● Prompt
Which lines of the data below hold "rank"? Copy each of them.

+ + +

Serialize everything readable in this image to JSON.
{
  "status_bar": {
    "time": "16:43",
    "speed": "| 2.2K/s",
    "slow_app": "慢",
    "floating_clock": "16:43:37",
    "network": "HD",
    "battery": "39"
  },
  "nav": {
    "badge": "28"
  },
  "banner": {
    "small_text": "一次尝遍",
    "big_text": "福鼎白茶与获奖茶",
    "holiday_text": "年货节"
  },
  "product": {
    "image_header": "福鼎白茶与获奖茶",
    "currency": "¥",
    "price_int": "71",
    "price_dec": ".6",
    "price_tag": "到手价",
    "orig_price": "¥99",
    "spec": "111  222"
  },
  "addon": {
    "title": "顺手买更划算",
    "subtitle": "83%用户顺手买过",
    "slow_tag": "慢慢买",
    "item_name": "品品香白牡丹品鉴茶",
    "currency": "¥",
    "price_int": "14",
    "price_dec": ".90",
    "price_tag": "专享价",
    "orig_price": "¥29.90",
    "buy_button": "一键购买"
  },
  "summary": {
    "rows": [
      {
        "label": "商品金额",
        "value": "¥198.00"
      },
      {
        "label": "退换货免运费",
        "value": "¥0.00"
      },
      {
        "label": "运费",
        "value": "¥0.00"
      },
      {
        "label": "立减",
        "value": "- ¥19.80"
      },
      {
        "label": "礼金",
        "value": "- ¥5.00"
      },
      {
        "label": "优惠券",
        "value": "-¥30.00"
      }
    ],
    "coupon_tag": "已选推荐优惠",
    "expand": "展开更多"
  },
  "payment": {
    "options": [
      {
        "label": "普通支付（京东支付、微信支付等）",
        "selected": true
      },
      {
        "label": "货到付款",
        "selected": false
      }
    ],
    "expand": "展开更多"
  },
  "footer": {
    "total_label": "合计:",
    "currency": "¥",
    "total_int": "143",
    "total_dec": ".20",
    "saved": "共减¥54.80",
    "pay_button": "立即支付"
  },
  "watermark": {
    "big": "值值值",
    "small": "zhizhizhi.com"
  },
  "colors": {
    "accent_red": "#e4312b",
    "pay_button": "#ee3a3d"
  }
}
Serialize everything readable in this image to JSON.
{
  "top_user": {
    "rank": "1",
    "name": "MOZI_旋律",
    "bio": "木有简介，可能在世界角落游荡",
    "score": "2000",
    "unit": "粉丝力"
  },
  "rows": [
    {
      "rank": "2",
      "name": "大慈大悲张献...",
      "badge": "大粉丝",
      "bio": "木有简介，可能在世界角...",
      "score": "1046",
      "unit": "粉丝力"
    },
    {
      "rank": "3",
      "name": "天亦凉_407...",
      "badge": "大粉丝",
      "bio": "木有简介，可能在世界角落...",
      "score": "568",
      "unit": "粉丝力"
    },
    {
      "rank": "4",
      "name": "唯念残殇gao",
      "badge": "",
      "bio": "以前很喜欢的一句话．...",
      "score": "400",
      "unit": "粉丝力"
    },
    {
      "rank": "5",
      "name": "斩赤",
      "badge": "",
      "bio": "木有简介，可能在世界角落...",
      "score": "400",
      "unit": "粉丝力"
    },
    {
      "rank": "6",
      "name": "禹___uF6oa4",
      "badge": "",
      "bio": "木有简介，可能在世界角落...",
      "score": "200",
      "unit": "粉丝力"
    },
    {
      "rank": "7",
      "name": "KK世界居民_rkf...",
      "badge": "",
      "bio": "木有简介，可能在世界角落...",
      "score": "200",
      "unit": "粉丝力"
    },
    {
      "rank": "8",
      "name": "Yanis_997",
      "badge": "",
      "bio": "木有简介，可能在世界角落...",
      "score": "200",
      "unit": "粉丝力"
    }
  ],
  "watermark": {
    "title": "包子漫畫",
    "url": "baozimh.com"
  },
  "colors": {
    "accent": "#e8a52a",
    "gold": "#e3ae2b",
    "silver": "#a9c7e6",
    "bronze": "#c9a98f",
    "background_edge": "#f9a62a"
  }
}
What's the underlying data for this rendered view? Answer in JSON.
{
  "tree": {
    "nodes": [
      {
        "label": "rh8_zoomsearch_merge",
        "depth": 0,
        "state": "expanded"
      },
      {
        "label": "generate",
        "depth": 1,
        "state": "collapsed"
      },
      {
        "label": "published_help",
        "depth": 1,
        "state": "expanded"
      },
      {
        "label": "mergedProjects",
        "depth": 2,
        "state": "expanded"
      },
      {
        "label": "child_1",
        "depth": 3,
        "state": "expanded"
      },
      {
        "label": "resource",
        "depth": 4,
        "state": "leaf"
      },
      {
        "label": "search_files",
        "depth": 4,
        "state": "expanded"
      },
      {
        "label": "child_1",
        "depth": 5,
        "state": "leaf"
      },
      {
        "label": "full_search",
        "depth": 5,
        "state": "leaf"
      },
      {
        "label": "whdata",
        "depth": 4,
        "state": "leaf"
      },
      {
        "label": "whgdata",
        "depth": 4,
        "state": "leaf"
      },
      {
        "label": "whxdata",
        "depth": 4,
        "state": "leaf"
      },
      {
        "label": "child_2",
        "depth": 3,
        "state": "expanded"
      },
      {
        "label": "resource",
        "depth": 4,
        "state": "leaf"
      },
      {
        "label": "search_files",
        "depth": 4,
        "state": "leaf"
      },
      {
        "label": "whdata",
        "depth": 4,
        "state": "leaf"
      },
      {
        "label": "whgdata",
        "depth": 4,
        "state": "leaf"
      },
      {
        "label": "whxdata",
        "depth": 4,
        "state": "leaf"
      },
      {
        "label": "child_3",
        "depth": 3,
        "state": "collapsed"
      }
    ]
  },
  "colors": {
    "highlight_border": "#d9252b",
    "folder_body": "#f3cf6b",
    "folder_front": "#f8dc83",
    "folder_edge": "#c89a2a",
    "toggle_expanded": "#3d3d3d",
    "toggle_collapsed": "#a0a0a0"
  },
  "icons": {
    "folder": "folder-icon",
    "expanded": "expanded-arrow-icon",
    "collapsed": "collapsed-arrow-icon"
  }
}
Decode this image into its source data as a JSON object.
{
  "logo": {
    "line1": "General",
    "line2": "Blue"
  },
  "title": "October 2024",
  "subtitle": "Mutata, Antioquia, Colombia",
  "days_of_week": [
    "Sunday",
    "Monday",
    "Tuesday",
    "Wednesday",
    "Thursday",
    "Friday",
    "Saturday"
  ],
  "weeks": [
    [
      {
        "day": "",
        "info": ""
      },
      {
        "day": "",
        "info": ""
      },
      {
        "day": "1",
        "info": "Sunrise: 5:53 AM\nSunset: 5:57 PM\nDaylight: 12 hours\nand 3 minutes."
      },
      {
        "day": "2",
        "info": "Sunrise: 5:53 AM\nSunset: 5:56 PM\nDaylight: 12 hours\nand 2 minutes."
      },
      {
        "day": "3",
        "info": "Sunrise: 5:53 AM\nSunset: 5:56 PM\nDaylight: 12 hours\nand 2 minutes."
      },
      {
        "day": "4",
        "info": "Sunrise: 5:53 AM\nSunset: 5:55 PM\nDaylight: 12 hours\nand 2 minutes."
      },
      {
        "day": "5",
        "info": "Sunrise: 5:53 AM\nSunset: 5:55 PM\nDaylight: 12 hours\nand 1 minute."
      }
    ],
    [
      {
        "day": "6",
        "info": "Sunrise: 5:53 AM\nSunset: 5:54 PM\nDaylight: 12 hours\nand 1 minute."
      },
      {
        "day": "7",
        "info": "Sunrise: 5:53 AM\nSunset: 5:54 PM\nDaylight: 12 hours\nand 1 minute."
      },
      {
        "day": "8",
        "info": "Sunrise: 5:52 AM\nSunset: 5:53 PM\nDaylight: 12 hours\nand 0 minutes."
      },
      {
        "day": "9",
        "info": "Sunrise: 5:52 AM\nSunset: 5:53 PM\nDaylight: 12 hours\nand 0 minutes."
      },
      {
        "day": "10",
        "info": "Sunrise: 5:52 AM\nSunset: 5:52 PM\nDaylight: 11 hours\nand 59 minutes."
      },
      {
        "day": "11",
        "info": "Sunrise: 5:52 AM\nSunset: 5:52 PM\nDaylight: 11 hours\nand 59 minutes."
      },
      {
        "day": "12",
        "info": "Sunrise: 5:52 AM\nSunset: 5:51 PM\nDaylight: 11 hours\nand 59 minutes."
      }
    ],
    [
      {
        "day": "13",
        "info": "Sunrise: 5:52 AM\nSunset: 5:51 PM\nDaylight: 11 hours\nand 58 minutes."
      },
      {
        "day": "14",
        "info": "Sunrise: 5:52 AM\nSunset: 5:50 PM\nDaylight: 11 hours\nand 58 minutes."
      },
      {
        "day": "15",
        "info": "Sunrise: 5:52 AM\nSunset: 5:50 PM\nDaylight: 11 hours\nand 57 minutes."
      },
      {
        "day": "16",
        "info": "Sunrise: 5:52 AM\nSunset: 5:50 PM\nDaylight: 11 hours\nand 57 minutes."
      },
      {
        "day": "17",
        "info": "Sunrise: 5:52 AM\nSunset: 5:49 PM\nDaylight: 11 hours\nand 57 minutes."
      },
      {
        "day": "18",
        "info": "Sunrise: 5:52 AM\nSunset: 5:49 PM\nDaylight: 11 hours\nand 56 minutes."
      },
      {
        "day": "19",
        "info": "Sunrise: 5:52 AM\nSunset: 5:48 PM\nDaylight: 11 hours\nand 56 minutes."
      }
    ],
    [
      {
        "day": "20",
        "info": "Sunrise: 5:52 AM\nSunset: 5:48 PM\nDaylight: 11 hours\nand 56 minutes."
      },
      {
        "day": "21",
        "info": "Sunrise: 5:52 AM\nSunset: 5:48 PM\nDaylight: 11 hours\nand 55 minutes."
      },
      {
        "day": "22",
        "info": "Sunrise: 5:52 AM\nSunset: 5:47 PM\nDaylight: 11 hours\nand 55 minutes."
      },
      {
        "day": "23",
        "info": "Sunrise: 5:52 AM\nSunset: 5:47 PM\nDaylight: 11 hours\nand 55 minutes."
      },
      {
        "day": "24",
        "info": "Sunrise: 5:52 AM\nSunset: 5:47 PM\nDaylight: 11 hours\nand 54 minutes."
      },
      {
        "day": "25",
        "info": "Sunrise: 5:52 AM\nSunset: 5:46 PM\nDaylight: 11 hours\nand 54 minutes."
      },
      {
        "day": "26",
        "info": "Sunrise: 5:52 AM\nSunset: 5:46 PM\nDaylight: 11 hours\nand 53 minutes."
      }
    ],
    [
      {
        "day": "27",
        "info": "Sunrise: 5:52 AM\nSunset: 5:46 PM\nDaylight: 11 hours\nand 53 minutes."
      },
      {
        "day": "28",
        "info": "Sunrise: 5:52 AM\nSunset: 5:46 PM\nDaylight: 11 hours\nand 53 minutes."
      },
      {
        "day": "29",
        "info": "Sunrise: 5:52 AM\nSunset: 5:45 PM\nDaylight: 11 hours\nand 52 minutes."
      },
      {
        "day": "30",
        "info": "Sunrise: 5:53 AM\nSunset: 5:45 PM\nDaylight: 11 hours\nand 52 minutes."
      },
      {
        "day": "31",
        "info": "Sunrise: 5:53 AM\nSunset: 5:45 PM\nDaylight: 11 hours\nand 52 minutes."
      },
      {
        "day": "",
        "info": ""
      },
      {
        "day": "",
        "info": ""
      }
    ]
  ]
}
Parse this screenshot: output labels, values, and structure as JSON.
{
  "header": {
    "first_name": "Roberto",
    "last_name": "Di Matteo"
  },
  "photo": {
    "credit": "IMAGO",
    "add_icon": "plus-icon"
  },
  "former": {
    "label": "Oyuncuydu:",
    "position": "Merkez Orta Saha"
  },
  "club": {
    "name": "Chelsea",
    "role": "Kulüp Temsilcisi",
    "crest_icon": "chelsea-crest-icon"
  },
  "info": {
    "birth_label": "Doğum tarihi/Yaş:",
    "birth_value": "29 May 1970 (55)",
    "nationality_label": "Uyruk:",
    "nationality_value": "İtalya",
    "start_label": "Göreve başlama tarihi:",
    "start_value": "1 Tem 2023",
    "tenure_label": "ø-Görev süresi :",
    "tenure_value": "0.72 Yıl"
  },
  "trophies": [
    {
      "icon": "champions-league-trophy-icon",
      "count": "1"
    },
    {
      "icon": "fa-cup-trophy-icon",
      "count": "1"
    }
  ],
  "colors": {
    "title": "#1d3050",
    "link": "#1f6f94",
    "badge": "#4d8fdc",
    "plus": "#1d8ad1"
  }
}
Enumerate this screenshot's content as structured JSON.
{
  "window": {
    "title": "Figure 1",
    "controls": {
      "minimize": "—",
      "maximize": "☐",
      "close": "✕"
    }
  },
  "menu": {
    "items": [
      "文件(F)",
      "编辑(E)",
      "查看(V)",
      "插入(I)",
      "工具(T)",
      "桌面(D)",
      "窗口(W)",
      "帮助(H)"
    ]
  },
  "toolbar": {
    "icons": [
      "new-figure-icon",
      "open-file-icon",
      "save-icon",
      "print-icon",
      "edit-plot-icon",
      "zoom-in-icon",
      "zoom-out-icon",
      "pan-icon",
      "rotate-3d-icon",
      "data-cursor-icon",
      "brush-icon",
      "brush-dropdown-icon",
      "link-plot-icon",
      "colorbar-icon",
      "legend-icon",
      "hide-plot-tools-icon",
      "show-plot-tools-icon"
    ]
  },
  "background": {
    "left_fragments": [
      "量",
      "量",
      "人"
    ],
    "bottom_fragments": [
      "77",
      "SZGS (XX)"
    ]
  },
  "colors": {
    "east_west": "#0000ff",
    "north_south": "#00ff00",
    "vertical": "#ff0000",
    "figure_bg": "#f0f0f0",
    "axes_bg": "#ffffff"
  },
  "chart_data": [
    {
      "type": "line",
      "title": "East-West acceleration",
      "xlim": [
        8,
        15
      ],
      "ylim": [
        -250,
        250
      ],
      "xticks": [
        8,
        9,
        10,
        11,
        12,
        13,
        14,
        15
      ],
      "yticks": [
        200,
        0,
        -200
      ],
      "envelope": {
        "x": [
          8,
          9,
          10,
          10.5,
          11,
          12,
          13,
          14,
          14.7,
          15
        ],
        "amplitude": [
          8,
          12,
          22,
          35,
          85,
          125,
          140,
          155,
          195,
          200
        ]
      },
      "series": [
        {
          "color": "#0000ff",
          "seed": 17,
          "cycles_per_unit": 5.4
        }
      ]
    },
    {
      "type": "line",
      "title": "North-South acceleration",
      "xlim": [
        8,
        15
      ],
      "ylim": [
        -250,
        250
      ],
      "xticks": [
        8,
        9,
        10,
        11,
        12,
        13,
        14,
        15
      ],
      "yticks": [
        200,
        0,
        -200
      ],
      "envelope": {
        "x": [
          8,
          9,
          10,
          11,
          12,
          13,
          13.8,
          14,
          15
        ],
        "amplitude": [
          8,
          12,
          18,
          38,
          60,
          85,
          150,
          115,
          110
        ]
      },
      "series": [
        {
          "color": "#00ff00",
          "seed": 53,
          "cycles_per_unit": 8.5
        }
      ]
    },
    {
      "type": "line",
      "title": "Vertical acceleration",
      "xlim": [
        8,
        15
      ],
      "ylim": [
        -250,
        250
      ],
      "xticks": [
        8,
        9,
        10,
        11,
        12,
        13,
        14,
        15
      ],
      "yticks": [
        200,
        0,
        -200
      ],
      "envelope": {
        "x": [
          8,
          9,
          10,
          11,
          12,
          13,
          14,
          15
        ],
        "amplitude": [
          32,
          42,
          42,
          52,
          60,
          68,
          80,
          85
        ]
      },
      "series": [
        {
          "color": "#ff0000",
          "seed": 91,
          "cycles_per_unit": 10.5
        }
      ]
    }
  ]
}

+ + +

● Response area
    "rank": "1",
      "rank": "2",
      "rank": "3",
      "rank": "4",
      "rank": "5",
      "rank": "6",
      "rank": "7",
      "rank": "8",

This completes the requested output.